1 Aug 2009
Having a good time may not be the highest priority in life but it sure beats hitting your thumb with a hammer. Sometimes, try as we might, having a good time is an elusive dream.
Recently, I and some good friends from our congregation developed a very highly sophisticated plan with the main objective of having a good time. Even my two daughters, my son and his family from Ohio got in on the plan. In fact, the only person not in on the plan was the Gracious Mistress of the Parsonage. With great deliberation, she was excluded from all of the planning. Excluding her from something either in the congregation or in the family takes a miracle in par with walking on water.
Normally, I do not like excluding people from having a good time and yet there comes a time when such action is in the best interest of everybody involved. The basic plan was a surprise birthday party for my wife. She was celebrating a milestone in her life and we wanted to make sure it would be one she would remember for a long time.
There is nothing in our church or family of which she is not at the very center of the planning and preparation. Excluding her would take all of the deviousness of my children, our entire congregation and me. I never thought we could pull it off but I had underestimated the deviousness of my family and congregation.

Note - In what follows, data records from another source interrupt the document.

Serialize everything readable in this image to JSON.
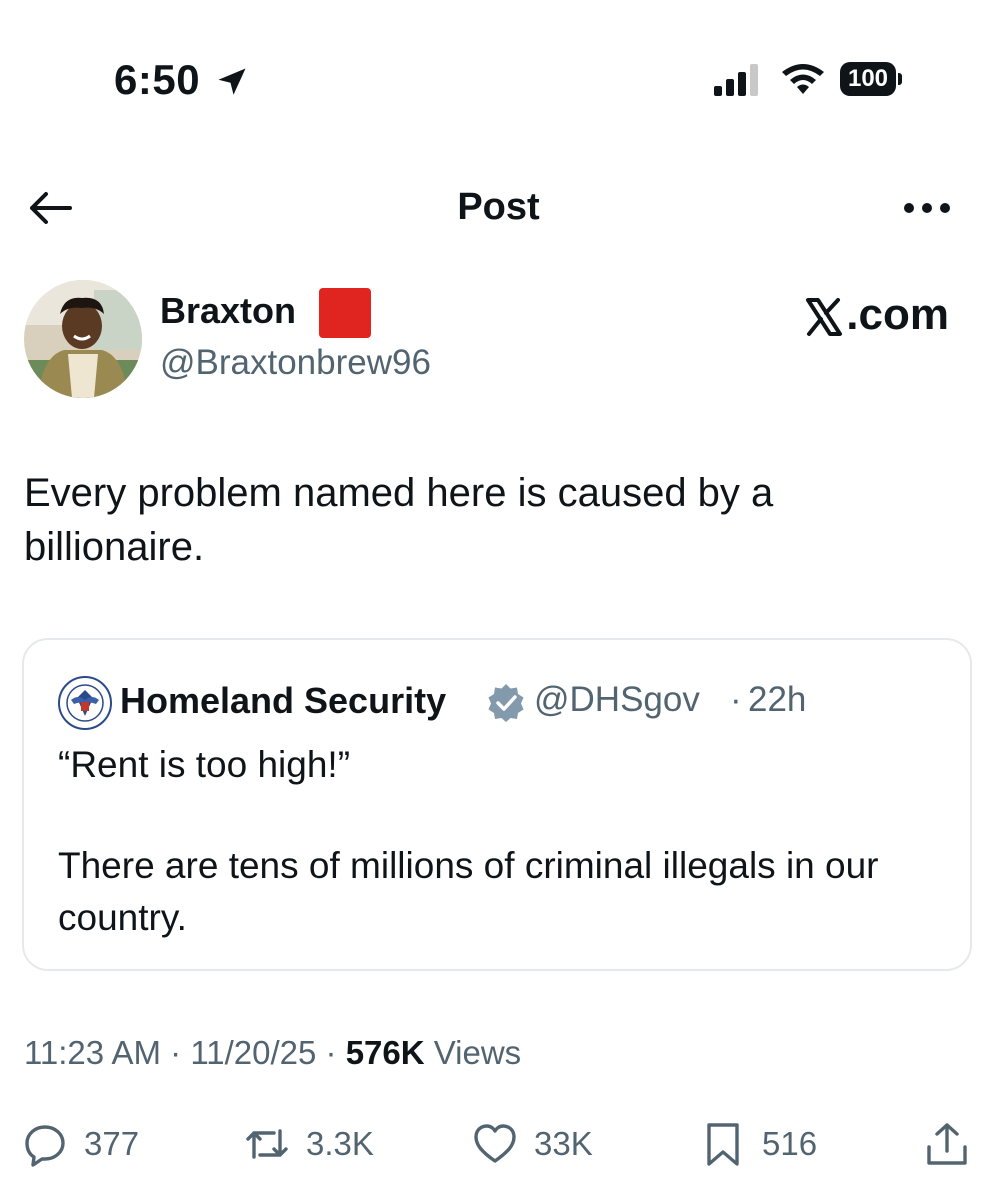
{
  "status_bar": {
    "time": "6:50",
    "battery": "100",
    "icons": [
      "location-arrow-icon",
      "cellular-signal-icon",
      "wifi-icon",
      "battery-icon"
    ]
  },
  "nav": {
    "title": "Post",
    "back_icon": "back-arrow-icon",
    "more_icon": "more-options-icon"
  },
  "author": {
    "display_name": "Braxton",
    "emoji": "red-square",
    "handle": "@Braxtonbrew96"
  },
  "watermark": {
    "text": ".com",
    "logo_letter": "X"
  },
  "tweet": {
    "text": "Every problem named here is caused by a billionaire."
  },
  "quote": {
    "name": "Homeland Security",
    "handle": "@DHSgov",
    "separator": "·",
    "time": "22h",
    "line1": "“Rent is too high!”",
    "line2": "There are tens of millions of criminal illegals in our country.",
    "badge": "verified-gray-badge"
  },
  "meta": {
    "time": "11:23 AM",
    "sep1": "·",
    "date": "11/20/25",
    "sep2": "·",
    "views_count": "576K",
    "views_label": "Views"
  },
  "actions": {
    "replies": "377",
    "reposts": "3.3K",
    "likes": "33K",
    "bookmarks": "516"
  },
  "colors": {
    "text": "#0f1419",
    "secondary": "#536471",
    "border": "#e6e9ec",
    "flag": "#e0241f"
  }
}
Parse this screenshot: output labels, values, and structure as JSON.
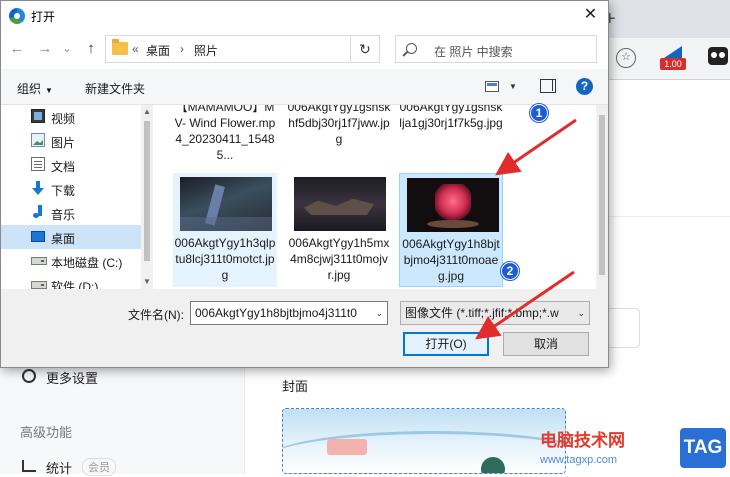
{
  "dialog": {
    "title": "打开",
    "close_glyph": "✕",
    "nav": {
      "back": "←",
      "forward": "→",
      "recent": "⌄",
      "up": "↑",
      "refresh": "↻"
    },
    "breadcrumb": {
      "overflow": "«",
      "items": [
        "桌面",
        "照片"
      ],
      "sep": "›",
      "dropdown": "⌄"
    },
    "search_placeholder": "在 照片 中搜索",
    "toolbar": {
      "organize": "组织",
      "new_folder": "新建文件夹",
      "help": "?"
    },
    "sidebar": [
      {
        "label": "视频",
        "icon": "video-icon"
      },
      {
        "label": "图片",
        "icon": "picture-icon"
      },
      {
        "label": "文档",
        "icon": "document-icon"
      },
      {
        "label": "下载",
        "icon": "download-icon"
      },
      {
        "label": "音乐",
        "icon": "music-icon"
      },
      {
        "label": "桌面",
        "icon": "desktop-icon",
        "selected": true
      },
      {
        "label": "本地磁盘 (C:)",
        "icon": "drive-icon"
      },
      {
        "label": "软件 (D:)",
        "icon": "drive-icon"
      }
    ],
    "files_row1": [
      {
        "name": "【MAMAMOO】MV- Wind Flower.mp4_20230411_15485..."
      },
      {
        "name": "006AkgtYgy1gsnskhf5dbj30rj1f7jww.jpg"
      },
      {
        "name": "006AkgtYgy1gsnsklja1gj30rj1f7k5g.jpg"
      }
    ],
    "files_row2": [
      {
        "name": "006AkgtYgy1h3qlptu8lcj311t0motct.jpg"
      },
      {
        "name": "006AkgtYgy1h5mx4m8cjwj311t0mojvr.jpg"
      },
      {
        "name": "006AkgtYgy1h8bjtbjmo4j311t0moaeg.jpg",
        "selected": true
      }
    ],
    "filename_label": "文件名(N):",
    "filename_value": "006AkgtYgy1h8bjtbjmo4j311t0",
    "filetype_value": "图像文件 (*.tiff;*.jfif;*.bmp;*.w",
    "open_button": "打开(O)",
    "cancel_button": "取消",
    "annotations": [
      "1",
      "2"
    ]
  },
  "background": {
    "plus": "+",
    "ext_badge": "1.00",
    "more_settings": "更多设置",
    "advanced": "高级功能",
    "stats": "统计",
    "vip": "会员",
    "cover_label": "封面",
    "watermark": {
      "text": "电脑技术网",
      "url": "www.tagxp.com",
      "tag": "TAG"
    }
  },
  "colors": {
    "accent": "#0078d7",
    "selection": "#cce8ff",
    "arrow": "#e22b2b",
    "badge": "#1d5bd8"
  }
}
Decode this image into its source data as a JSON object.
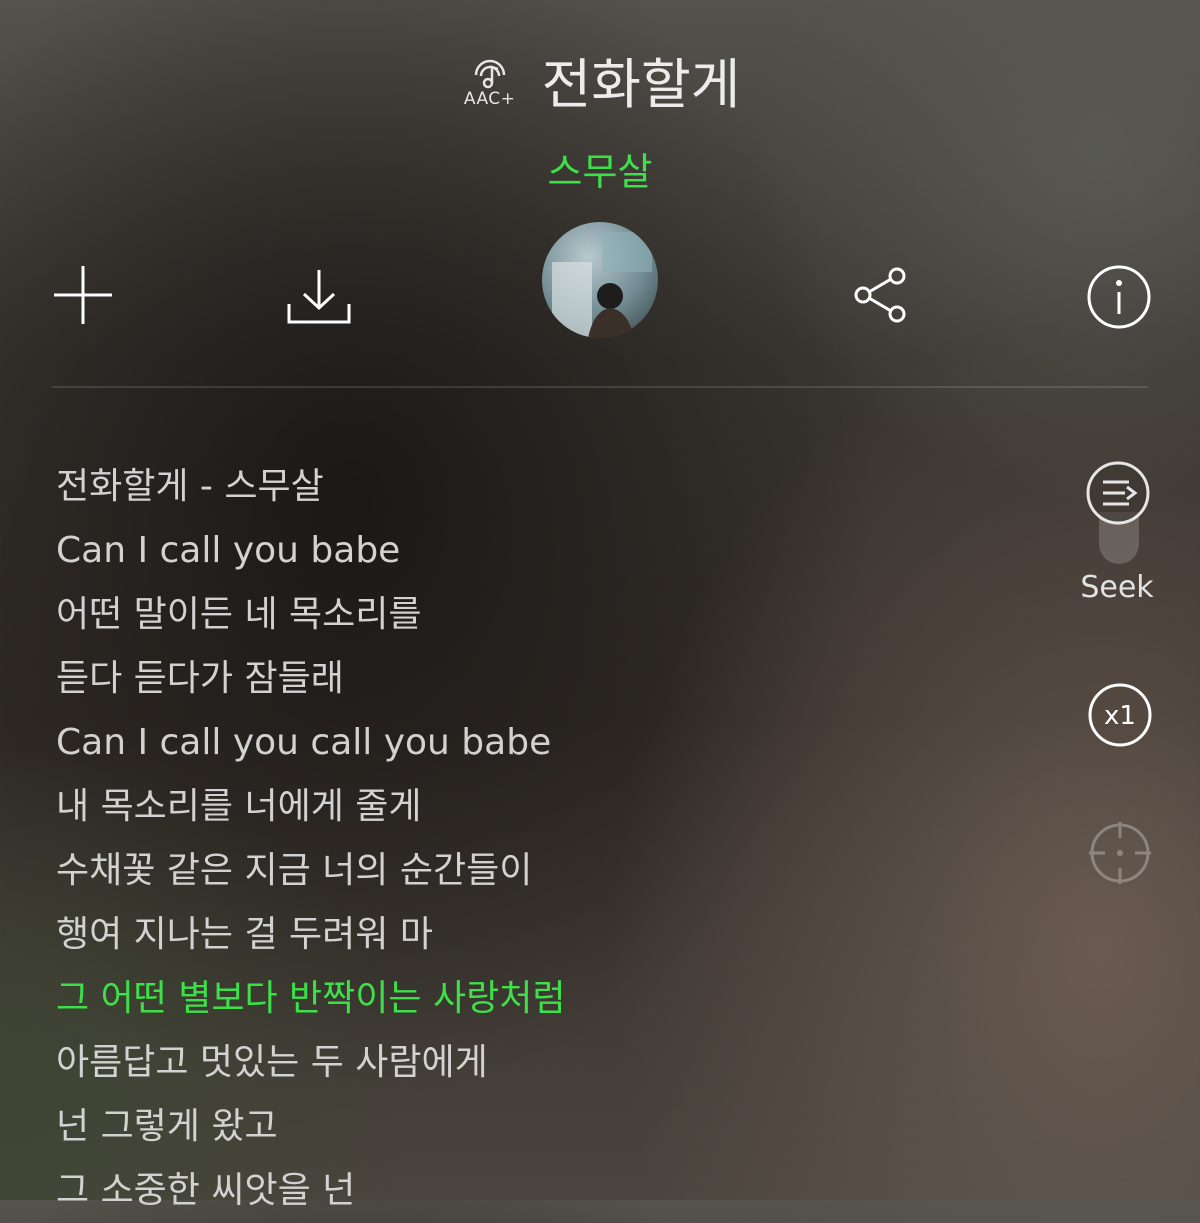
{
  "header": {
    "quality_badge": "AAC+",
    "title": "전화할게",
    "artist": "스무살"
  },
  "actions": {
    "add": "add-icon",
    "download": "download-icon",
    "album_art": "album-art",
    "share": "share-icon",
    "info": "info-icon"
  },
  "side_controls": {
    "seek_label": "Seek",
    "speed_label": "x1"
  },
  "lyrics": [
    "전화할게 - 스무살",
    "Can I call you babe",
    "어떤 말이든 네 목소리를",
    "듣다 듣다가 잠들래",
    "Can I call you call you babe",
    "내 목소리를 너에게 줄게",
    "수채꽃 같은 지금 너의 순간들이",
    "행여 지나는 걸 두려워 마",
    "그 어떤 별보다 반짝이는 사랑처럼",
    "아름답고 멋있는 두 사람에게",
    "넌 그렇게 왔고",
    "그 소중한 씨앗을 넌"
  ],
  "active_lyric_index": 8,
  "colors": {
    "accent": "#3ee04a",
    "text": "#d2d2d2"
  }
}
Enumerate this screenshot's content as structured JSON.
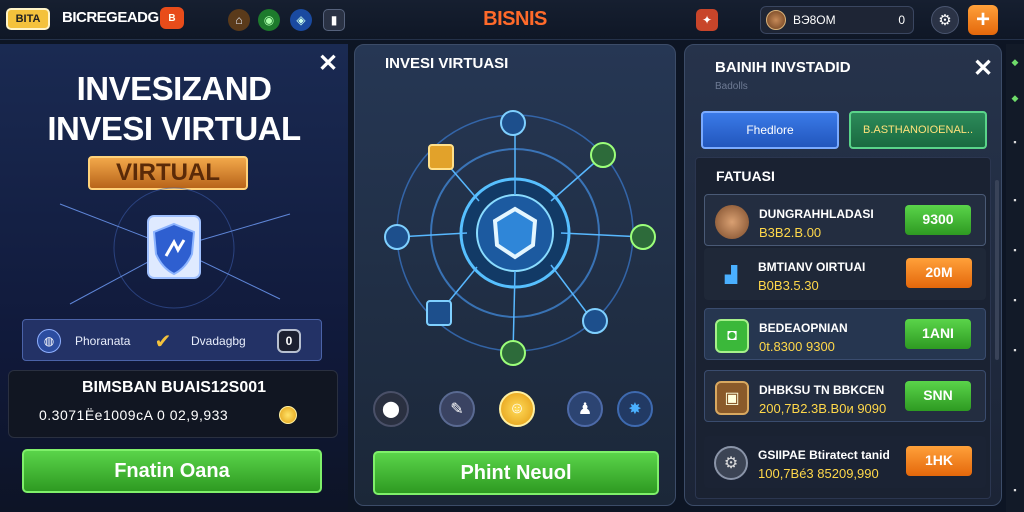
{
  "topbar": {
    "logo_text": "BITA",
    "brand_name": "BICREGEADG",
    "brand_badge": "B",
    "screen_title": "BISNIS",
    "player_name": "BЭ8OM",
    "player_count": "0",
    "settings_icon": "gear-icon",
    "plus_label": "+"
  },
  "left": {
    "close_label": "✕",
    "title_line1": "INVESIZAND",
    "title_line2": "INVESI VIRTUAL",
    "ribbon": "VIRTUAL",
    "strip_item1": "Phoranata",
    "strip_item2": "Dvadagbg",
    "strip_item3_icon": "0",
    "balance_title": "BIMSBAN BUAIS12S001",
    "balance_value": "0.3071Ёe1009сA 0  02,9,933",
    "action_label": "Fnatin Oana"
  },
  "middle": {
    "title": "INVESI VIRTUASI",
    "action_label": "Phint Neuol",
    "icons": [
      "pin-icon",
      "edit-icon",
      "coin-icon",
      "user-icon",
      "star-icon"
    ]
  },
  "right": {
    "close_label": "✕",
    "title": "BAINIH INVSTADID",
    "subtitle": "Badolls",
    "tab1": "Fhedlore",
    "tab2": "B.ASTHANOIOENAL..",
    "features_title": "FATUASI",
    "rows": [
      {
        "name": "DUNGRAHHLADASI",
        "value": "B3B2.B.00",
        "button": "9300",
        "icon": "avatar-icon",
        "color": "#3fb63a"
      },
      {
        "name": "BMTIANV OIRTUAI",
        "value": "B0B3.5.30",
        "button": "20M",
        "icon": "chart-icon",
        "color": "#f28c1a"
      },
      {
        "name": "BEDEAOPNIAN",
        "value": "0t.8300 9300",
        "button": "1ANI",
        "icon": "shield-icon",
        "color": "#3fb63a"
      },
      {
        "name": "DHBKSU TN BBKCEN",
        "value": "200,7B2.3B.B0и 9090",
        "button": "SNN",
        "icon": "chest-icon",
        "color": "#3fb63a"
      },
      {
        "name": "GSIIPAE Btiratect tanid",
        "value": "100,7Bé3 85209,990",
        "button": "1HK",
        "icon": "gear-icon",
        "color": "#f28c1a"
      }
    ]
  },
  "colors": {
    "accent_orange": "#ff6a2a",
    "green_button": "#3fb63a",
    "orange_button": "#f28c1a",
    "gold_text": "#ffd84a"
  }
}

The success of this plan depended upon the ability of everyone involved to lie through their teeth. Fortunately, everybody had teeth to lie through, either their own or ones purchased through some dental program.
The basic ruse that we used was a retirement party for one of the men in the congregation. If we tried planning a party without involving my wife, it would have been a disaster. She has a nose that can smell something five months away. So, it was a retirement party in full swing and for the last few weeks, all anybody talked about was the alleged retirement party.
For a month leading up to the party my wife kept asking me, "What do you get someone who is retiring?" She never suspected a thing and the surprise element was at the top of our game. The reason it was so successful is that all of us were pretty good liars.
For example, the day before the party, I had to sneak to Tampa, which is about two hours away, then sneak back into town my son and his family without arousing the suspicion of you know who.
"What you have planned for today?" My wife queried that morning.
"Oh," I stammered trying to be very careful with my wording, "I got to go downtown and pay some bills."
"Will you be home for lunch?"
"No, I have a lot to do; I'll catch a bite of lunch downtown."
That was the end of it. Fortunately, it was a busy week for both of us and we were pretty much going in separate directions. It took two hours to drive to the Tampa airport, two hours back and one hour fooling around so whole trip would take five hours.
Halfway back from the airport my cell phone rang and it was my wife checking up on me.
"Where are you now?" She asked.
Lying is a very difficult thing to do. I never knew just how hard it was before, because when you tell one lie, it takes a half a dozen other lies to support the first lie.
Being a novice at this I simply said, "I'm finishing up my errands and will soon be home." All the time I am trying to keep four little children in the back seat quiet, so they would not spoil the surprise. When I hung up the cell phone, I sighed a deep sigh promising myself I would never lie again. It is just too plain hard to lie.
I successfully smuggled my son and his family into town and got them settled in their accommodations so that nobody would know they were in town. By nobody, I had only one person in mind. My two daughters knew about this and were eager, too eager, to help in the deception. I am wondering where they learned to lie so.
On the way from the Tampa airport, the grandchildren in the back seat did so many hilarious things that it was all I could do to keep from telling my wife about their antics while we were eating supper that night.
Finally, the time arrived for my wife and me to go to the "retirement party." I was never so anxious for a party to begin than this one. As soon as we opened the door everybody yelled, "Surprise, surprise and happy birthday."
She sure was surprised. But that was only the first surprise.
About a half-hour later, our son and his family from Ohio just happened to come through the front door and surprise her again.
This began a very delightful weekend celebrating someone's birthday.
After everything was over, I turned to my Bible and read, "Confess your faults one to another, and pray one for another, that ye may be healed. The effectual fervent prayer of a righteous man availeth much." (James 5:16 KJV).
Everyone has faults and confession is the only way to have a good time.
Rev. James L. Snyder